### Task to complete
Search for the word "count" in the entries. Each line that holds it should be copied.

Page and application data records

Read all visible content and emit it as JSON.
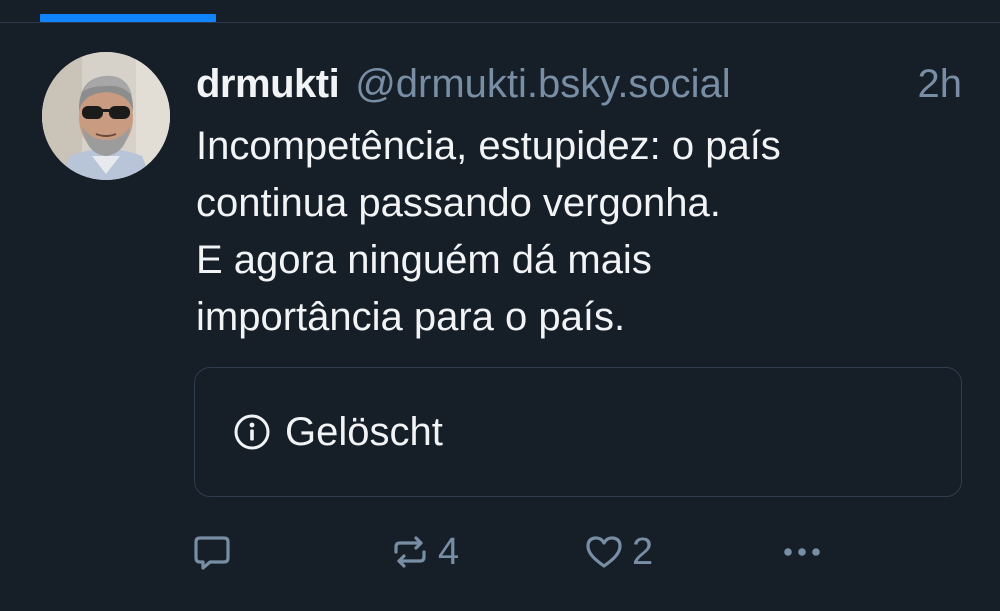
{
  "post": {
    "author": {
      "display_name": "drmukti",
      "handle": "@drmukti.bsky.social"
    },
    "timestamp": "2h",
    "text_lines": [
      "Incompetência, estupidez: o país",
      "continua passando vergonha.",
      "E agora ninguém dá mais",
      "importância para o país."
    ],
    "embed": {
      "icon": "info-circle-icon",
      "label": "Gelöscht"
    },
    "actions": {
      "reply": {
        "icon": "speech-bubble-icon"
      },
      "repost": {
        "icon": "repost-arrows-icon",
        "count": "4"
      },
      "like": {
        "icon": "heart-icon",
        "count": "2"
      },
      "more": {
        "icon": "ellipsis-icon"
      }
    }
  },
  "colors": {
    "background": "#161e27",
    "accent": "#1083fe",
    "text_primary": "#f1f3f5",
    "text_secondary": "#788ea5",
    "border": "#2e3d4f"
  }
}
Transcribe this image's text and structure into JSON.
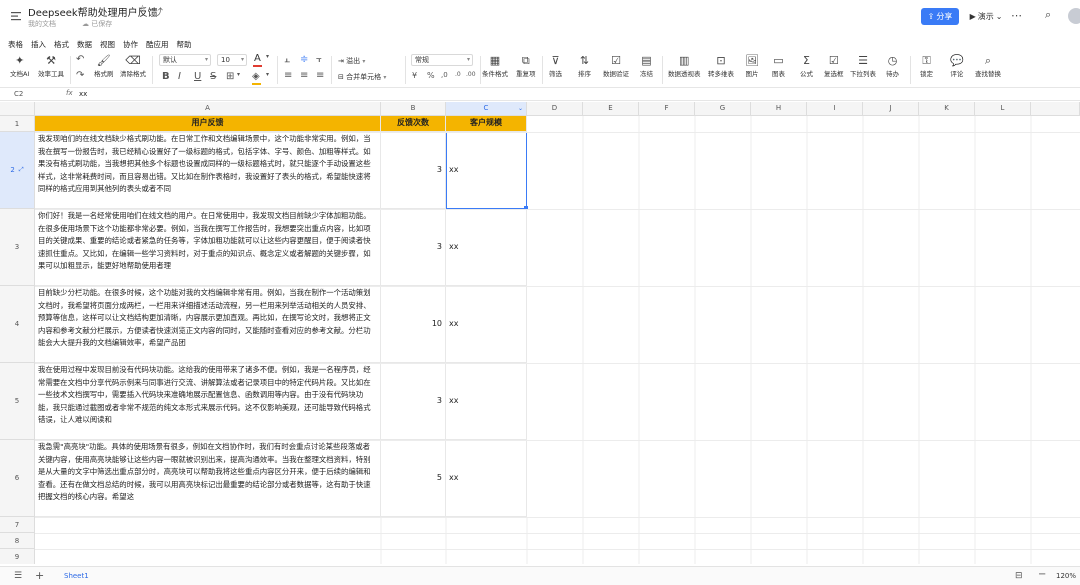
{
  "header": {
    "doc_title": "Deepseek帮助处理用户反馈",
    "location": "我的文档",
    "saved_status": "已保存",
    "share_label": "分享",
    "present_label": "演示"
  },
  "menu": [
    "表格",
    "插入",
    "格式",
    "数据",
    "视图",
    "协作",
    "酷应用",
    "帮助"
  ],
  "toolbar": {
    "doc_ai": "文档AI",
    "efficiency": "效率工具",
    "format_brush": "格式刷",
    "clear_format": "清除格式",
    "font": "默认",
    "font_size": "10",
    "overflow": "溢出",
    "merge": "合并单元格",
    "number_format": "常规",
    "conditional_format": "条件格式",
    "duplicates": "重复项",
    "filter": "筛选",
    "sort": "排序",
    "validation": "数据验证",
    "freeze": "冻结",
    "pivot": "数据透视表",
    "convert": "转多维表",
    "image": "图片",
    "chart": "图表",
    "formula": "公式",
    "checkbox": "复选框",
    "dropdown": "下拉列表",
    "todo": "待办",
    "lock": "锁定",
    "comment": "评论",
    "find_replace": "查找替换",
    "accent_color": "#3a7bf6",
    "font_color_swatch": "#e03c31",
    "fill_color_swatch": "#f4b400"
  },
  "formula_bar": {
    "cell_ref": "C2",
    "fx": "fx",
    "value": "xx"
  },
  "columns": [
    "A",
    "B",
    "C",
    "D",
    "E",
    "F",
    "G",
    "H",
    "I",
    "J",
    "K",
    "L"
  ],
  "rows": [
    "1",
    "2",
    "3",
    "4",
    "5",
    "6",
    "7",
    "8",
    "9"
  ],
  "table": {
    "headers": [
      "用户反馈",
      "反馈次数",
      "客户规模"
    ],
    "header_fill": "#f4b400",
    "rows": [
      {
        "feedback": "我发现咱们的在线文档缺少格式刷功能。在日常工作和文档编辑场景中，这个功能非常实用。例如，当我在撰写一份报告时，我已经精心设置好了一级标题的格式，包括字体、字号、颜色、加粗等样式。如果没有格式刷功能，当我想把其他多个标题也设置成同样的一级标题格式时，就只能逐个手动设置这些样式，这非常耗费时间，而且容易出错。又比如在制作表格时，我设置好了表头的格式，希望能快速将同样的格式应用到其他列的表头或者不同",
        "count": "3",
        "scale": "xx"
      },
      {
        "feedback": "你们好！我是一名经常使用咱们在线文档的用户。在日常使用中，我发现文档目前缺少字体加粗功能。在很多使用场景下这个功能都非常必要。例如，当我在撰写工作报告时，我想要突出重点内容，比如项目的关键成果、重要的结论或者紧急的任务等，字体加粗功能就可以让这些内容更醒目，便于阅读者快速抓住重点。又比如，在编辑一些学习资料时，对于重点的知识点、概念定义或者解题的关键步骤，如果可以加粗显示，能更好地帮助使用者理",
        "count": "3",
        "scale": "xx"
      },
      {
        "feedback": "目前缺少分栏功能。在很多时候，这个功能对我的文档编辑非常有用。例如，当我在制作一个活动策划文档时，我希望将页面分成两栏，一栏用来详细描述活动流程，另一栏用来列举活动相关的人员安排、预算等信息，这样可以让文档结构更加清晰，内容展示更加直观。再比如，在撰写论文时，我想将正文内容和参考文献分栏展示，方便读者快速浏览正文内容的同时，又能随时查看对应的参考文献。分栏功能会大大提升我的文档编辑效率，希望产品团",
        "count": "10",
        "scale": "xx"
      },
      {
        "feedback": "我在使用过程中发现目前没有代码块功能。这给我的使用带来了诸多不便。例如，我是一名程序员，经常需要在文档中分享代码示例来与同事进行交流、讲解算法或者记录项目中的特定代码片段。又比如在一些技术文档撰写中，需要插入代码块来准确地展示配置信息、函数调用等内容。由于没有代码块功能，我只能通过截图或者非常不规范的纯文本形式来展示代码。这不仅影响美观，还可能导致代码格式错误，让人难以阅读和",
        "count": "3",
        "scale": "xx"
      },
      {
        "feedback": "我急需\"高亮块\"功能。具体的使用场景有很多，例如在文档协作时，我们有时会重点讨论某些段落或者关键内容，使用高亮块能够让这些内容一眼就被识别出来，提高沟通效率。当我在整理文档资料，特别是从大量的文字中筛选出重点部分时，高亮块可以帮助我将这些重点内容区分开来，便于后续的编辑和查看。还有在做文档总结的时候，我可以用高亮块标记出最重要的结论部分或者数据等，这有助于快速把握文档的核心内容。希望这",
        "count": "5",
        "scale": "xx"
      }
    ]
  },
  "sheet_tab": "Sheet1",
  "zoom": "120%"
}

### Response to this task
        "count": "4"
        "count": "2"
        "count": "3",
        "count": "3",
        "count": "10",
        "count": "3",
        "count": "5",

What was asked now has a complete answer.